Felicity Huffman’s former “Desperate Housewives” co-star spoke out against the short prison stint she received for her part in the college admissions scandal revealed earlier this year, social media posts show.
Ricardo Chavira, who starred as Eva Longoria’s husband Carlos Solis on the long-running ABC dramedy, took to social media in September to denounce white privilege in the wake of Huffman’s sentencing.
“White Privilege,” he wrote on Twitter. “And I saw eight years worth of it, so I know what I’m talking about. Accountability and Responsibility don’t mean s*** to these people.”
Though his tweet did not specifically name Huffman or others involved with the show, it was shared alongside a link to a Variety article headlined “Felicity Huffman Tells Judge She Wanted Daughter to Have a Fair Shot.”
Less than 10 minutes later, Chavira tweeted again, writing: “I saw Eight years worth of it working on Housewives. I’ve seen a lifetime of it being a halfbreed, and I’ve struggled w the intricacies of it on a daily basis w all the cultural bias I’ve received on both ends. But whatever. Slap on the wrist. Sorry, but this s***.”

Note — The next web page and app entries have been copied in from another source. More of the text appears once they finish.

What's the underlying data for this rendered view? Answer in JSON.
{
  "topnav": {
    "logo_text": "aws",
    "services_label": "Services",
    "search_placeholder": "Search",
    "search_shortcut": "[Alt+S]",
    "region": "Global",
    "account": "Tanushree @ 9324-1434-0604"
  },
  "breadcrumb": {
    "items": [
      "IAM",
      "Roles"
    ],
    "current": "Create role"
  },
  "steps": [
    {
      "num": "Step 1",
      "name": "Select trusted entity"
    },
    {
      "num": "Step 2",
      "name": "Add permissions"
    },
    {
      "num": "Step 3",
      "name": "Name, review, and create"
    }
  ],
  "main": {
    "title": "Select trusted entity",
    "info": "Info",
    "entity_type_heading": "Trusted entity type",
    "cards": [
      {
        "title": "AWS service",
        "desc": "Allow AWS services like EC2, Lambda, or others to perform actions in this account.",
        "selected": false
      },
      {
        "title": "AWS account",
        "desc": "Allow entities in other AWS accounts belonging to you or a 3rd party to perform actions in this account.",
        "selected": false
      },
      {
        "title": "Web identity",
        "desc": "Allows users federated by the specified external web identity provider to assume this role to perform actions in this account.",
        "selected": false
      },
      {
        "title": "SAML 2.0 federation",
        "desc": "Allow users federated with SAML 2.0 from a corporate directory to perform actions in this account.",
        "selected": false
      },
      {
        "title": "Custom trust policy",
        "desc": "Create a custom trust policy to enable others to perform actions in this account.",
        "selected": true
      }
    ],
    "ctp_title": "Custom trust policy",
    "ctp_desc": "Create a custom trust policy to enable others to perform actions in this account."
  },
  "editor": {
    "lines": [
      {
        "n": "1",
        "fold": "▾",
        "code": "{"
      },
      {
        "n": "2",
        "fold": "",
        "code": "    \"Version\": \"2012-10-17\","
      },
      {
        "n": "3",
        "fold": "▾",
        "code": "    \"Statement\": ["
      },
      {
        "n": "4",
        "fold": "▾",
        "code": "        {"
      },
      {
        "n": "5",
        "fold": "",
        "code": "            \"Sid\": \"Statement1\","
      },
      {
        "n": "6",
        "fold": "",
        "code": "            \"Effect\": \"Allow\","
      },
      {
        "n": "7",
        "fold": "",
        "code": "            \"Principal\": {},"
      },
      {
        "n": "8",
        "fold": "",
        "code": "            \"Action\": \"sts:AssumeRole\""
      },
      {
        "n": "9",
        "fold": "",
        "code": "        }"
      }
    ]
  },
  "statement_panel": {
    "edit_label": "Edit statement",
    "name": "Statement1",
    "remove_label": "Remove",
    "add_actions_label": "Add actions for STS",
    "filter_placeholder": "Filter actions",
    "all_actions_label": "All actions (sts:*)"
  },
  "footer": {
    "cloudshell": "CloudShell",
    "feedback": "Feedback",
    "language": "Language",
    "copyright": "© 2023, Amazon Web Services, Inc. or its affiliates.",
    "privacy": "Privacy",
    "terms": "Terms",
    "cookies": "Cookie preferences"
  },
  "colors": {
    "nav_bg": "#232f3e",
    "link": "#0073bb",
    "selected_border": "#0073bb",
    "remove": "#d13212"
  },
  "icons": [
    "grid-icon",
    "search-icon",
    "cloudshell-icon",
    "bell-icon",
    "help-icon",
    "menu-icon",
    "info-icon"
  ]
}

In May, Huffman pleaded guilty to paying $15,000 to disgraced admissions consultant Rick Singer to have a proctor change her 19-year-old daughter Sophia’s SAT answers after she took the test.
“I am deeply sorry to the parents, students, colleges and universities who have been impacted by my actions,” she said ahead of her sentencing. “I am sorry to my daughter Sophia, my daughter Georgia and to my husband Bill. I have betrayed them all.”
Huffman was sentenced to 14 days in prison and was fined $30,000 and will be on supervised release for one year after serving her sentence. She will also be required to complete 250 hours of community service.
Chavira, a second-generation Mexican American, went on share tweets comparing Huffman’s punishment with the sentence a homeless woman named Tanya McDowell received after enrolling her son in a school outside her listed district. In that case, McDowell was given five years.
He then shared a story about his condemning white privilege in the wake of Huffman’s sentencing, writing, “La verdad no peca, pero incomoda,” which loosely translates into “The truth doesn't hurt, but it does make you uncomfortable.”